A pair of chapters focus on agricultural issues, usually short-changed in environmental justice discussions. In an interesting analysis, Ostendorf and Terry examine the environmental consequences of various agricultural policies. Like other economic pursuits, the business of agriculture has externalized the human and environmental costs of a production process that increasingly concentrates not only the petrochemical inputs, but also the economic base. Farm land conservation policies, for example, have been defeated not only by urban development, but also by federal farm-price policies that encourage intensive farming and over production through chemical applications. In a complementary case study, Perfecto describes what happened to Cuba's intensive sugar and citrus export production system after the collapse of the Soviet Union. Not only did Cuba lose its main trade partners, but also lost its primary sources of machinery and petroleum-based products including fertilizers and herbicides. Cuba has been forced into "low input" agriculture that may provide important lessons about sustainable agriculture. Both of these articles provide succinct introductions to environmental justice issues related to agriculture and exciting hints about possible approaches to solutions.
In the final chapter, Buttel turns to the international policy arena and reviews available mechanisms for international environmental policy. Buttel warns environmentalists in developing countries that issues of environmental inequities in debtor nations may be driven primarily by the Third World debt crisis, the debt regime, and the world monetary order. Until these issues are resolved, he suggests, the international treaties currently in favor as a way to regulate environmental contamination or deterioration may not provide long term-relief to communities or countries struggling to clean up.
Community activists know that the environmental justice struggle ahead is long and their opponents strong. What they need from experts and professionals is some way to translate available knowledge and expertise into recommendations that can be implemented in their communities.
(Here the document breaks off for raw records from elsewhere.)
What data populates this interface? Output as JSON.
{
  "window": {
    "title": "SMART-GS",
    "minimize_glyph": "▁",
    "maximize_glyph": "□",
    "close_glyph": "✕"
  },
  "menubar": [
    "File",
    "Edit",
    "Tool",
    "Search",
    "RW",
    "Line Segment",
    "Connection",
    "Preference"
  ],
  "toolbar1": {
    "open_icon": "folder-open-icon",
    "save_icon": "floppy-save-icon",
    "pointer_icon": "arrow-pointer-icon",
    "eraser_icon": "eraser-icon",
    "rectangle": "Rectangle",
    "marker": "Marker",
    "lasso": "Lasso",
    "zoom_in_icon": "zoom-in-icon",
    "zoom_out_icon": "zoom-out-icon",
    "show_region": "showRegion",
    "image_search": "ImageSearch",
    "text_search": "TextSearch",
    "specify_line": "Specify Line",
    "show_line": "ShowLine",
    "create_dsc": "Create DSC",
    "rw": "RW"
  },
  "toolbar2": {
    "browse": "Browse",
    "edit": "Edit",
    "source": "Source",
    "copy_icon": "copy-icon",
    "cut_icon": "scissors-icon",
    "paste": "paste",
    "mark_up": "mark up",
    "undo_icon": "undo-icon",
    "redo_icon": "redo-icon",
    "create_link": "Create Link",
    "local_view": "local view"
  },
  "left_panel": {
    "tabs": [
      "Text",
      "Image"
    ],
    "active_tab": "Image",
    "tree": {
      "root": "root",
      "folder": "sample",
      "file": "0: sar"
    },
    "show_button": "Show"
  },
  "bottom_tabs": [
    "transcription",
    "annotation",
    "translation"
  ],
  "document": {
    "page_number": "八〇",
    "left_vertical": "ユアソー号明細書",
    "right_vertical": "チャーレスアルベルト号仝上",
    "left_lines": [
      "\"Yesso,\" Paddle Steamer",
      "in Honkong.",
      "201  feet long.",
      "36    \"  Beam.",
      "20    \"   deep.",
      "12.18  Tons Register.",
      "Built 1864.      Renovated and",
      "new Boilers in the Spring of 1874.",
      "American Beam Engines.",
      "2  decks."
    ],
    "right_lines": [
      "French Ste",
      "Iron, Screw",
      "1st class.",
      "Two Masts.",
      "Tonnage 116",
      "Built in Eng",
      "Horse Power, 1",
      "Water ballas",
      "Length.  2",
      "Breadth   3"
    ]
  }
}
This book gives itself the ambitious agenda of identifying solutions for environmental justice problems that reflect pervasive and endemic social, economic, and environmental inequities in communities and neighborhoods across the country. Bryant had the right impulse in finding new voices to bring fresh analyses to existing problems; but his editorial voice is not strong enough to focus those analyses on developing workable solutions for resolving the range of problems facing community members. Professionals from relevant fields need more than an invitation to participate; they need assistance in translating their expertise into recommendations that community activists, environmental professionals, and academics can pursue. Unfortunately, these ambitions are not realized in this book.
United Church of Christ, Commission for Racial Justice.